Required action: Copy every record word for word.

Material for the task:
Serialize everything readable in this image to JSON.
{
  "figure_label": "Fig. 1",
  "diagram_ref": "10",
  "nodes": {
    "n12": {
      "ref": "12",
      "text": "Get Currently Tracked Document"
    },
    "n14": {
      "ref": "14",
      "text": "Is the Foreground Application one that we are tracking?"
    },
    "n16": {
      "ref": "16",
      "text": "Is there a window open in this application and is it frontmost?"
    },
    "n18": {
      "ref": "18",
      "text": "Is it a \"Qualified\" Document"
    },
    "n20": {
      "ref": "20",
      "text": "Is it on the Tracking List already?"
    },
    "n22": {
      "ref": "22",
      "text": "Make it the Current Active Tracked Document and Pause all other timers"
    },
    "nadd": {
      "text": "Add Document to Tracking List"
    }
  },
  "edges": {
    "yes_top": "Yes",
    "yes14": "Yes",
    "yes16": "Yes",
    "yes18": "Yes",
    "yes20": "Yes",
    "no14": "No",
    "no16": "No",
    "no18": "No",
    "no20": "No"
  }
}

Problem solution:
Serialize everything readable in this image to JSON.
{
  "figure_label": "Fig. 1",
  "diagram_ref": "10",
  "nodes": {
    "n12": {
      "ref": "12",
      "text": "Get Currently Tracked Document"
    },
    "n14": {
      "ref": "14",
      "text": "Is the Foreground Application one that we are tracking?"
    },
    "n16": {
      "ref": "16",
      "text": "Is there a window open in this application and is it frontmost?"
    },
    "n18": {
      "ref": "18",
      "text": "Is it a \"Qualified\" Document"
    },
    "n20": {
      "ref": "20",
      "text": "Is it on the Tracking List already?"
    },
    "n22": {
      "ref": "22",
      "text": "Make it the Current Active Tracked Document and Pause all other timers"
    },
    "nadd": {
      "text": "Add Document to Tracking List"
    }
  },
  "edges": {
    "yes_top": "Yes",
    "yes14": "Yes",
    "yes16": "Yes",
    "yes18": "Yes",
    "yes20": "Yes",
    "no14": "No",
    "no16": "No",
    "no18": "No",
    "no20": "No"
  }
}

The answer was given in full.